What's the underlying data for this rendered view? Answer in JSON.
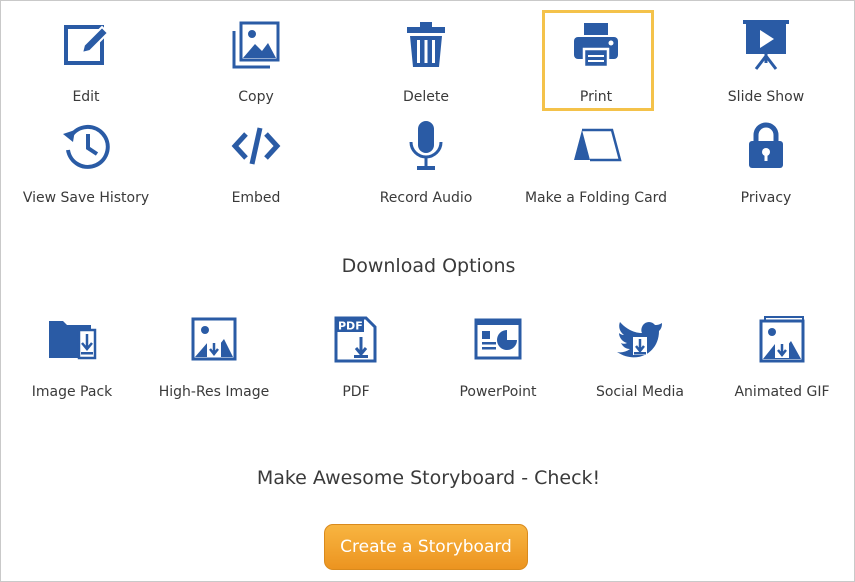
{
  "actions": [
    {
      "label": "Edit",
      "icon": "edit-icon"
    },
    {
      "label": "Copy",
      "icon": "copy-icon"
    },
    {
      "label": "Delete",
      "icon": "trash-icon"
    },
    {
      "label": "Print",
      "icon": "printer-icon",
      "selected": true
    },
    {
      "label": "Slide Show",
      "icon": "slideshow-icon"
    },
    {
      "label": "View Save History",
      "icon": "history-icon"
    },
    {
      "label": "Embed",
      "icon": "code-icon"
    },
    {
      "label": "Record Audio",
      "icon": "microphone-icon"
    },
    {
      "label": "Make a Folding Card",
      "icon": "folding-card-icon"
    },
    {
      "label": "Privacy",
      "icon": "lock-icon"
    }
  ],
  "download": {
    "title": "Download Options",
    "items": [
      {
        "label": "Image Pack",
        "icon": "folder-download-icon"
      },
      {
        "label": "High-Res Image",
        "icon": "image-download-icon"
      },
      {
        "label": "PDF",
        "icon": "pdf-download-icon"
      },
      {
        "label": "PowerPoint",
        "icon": "powerpoint-icon"
      },
      {
        "label": "Social Media",
        "icon": "twitter-download-icon"
      },
      {
        "label": "Animated GIF",
        "icon": "animated-gif-icon"
      }
    ]
  },
  "cta": {
    "heading": "Make Awesome Storyboard - Check!",
    "button_label": "Create a Storyboard"
  },
  "colors": {
    "icon": "#2a5ba5",
    "highlight": "#f4c24a",
    "button": "#f0a030"
  }
}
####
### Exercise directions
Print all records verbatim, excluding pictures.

### Result below
What's the underlying data for this rendered view? Answer in JSON.
{
  "actions": [
    {
      "label": "Edit",
      "icon": "edit-icon"
    },
    {
      "label": "Copy",
      "icon": "copy-icon"
    },
    {
      "label": "Delete",
      "icon": "trash-icon"
    },
    {
      "label": "Print",
      "icon": "printer-icon",
      "selected": true
    },
    {
      "label": "Slide Show",
      "icon": "slideshow-icon"
    },
    {
      "label": "View Save History",
      "icon": "history-icon"
    },
    {
      "label": "Embed",
      "icon": "code-icon"
    },
    {
      "label": "Record Audio",
      "icon": "microphone-icon"
    },
    {
      "label": "Make a Folding Card",
      "icon": "folding-card-icon"
    },
    {
      "label": "Privacy",
      "icon": "lock-icon"
    }
  ],
  "download": {
    "title": "Download Options",
    "items": [
      {
        "label": "Image Pack",
        "icon": "folder-download-icon"
      },
      {
        "label": "High-Res Image",
        "icon": "image-download-icon"
      },
      {
        "label": "PDF",
        "icon": "pdf-download-icon"
      },
      {
        "label": "PowerPoint",
        "icon": "powerpoint-icon"
      },
      {
        "label": "Social Media",
        "icon": "twitter-download-icon"
      },
      {
        "label": "Animated GIF",
        "icon": "animated-gif-icon"
      }
    ]
  },
  "cta": {
    "heading": "Make Awesome Storyboard - Check!",
    "button_label": "Create a Storyboard"
  },
  "colors": {
    "icon": "#2a5ba5",
    "highlight": "#f4c24a",
    "button": "#f0a030"
  }
}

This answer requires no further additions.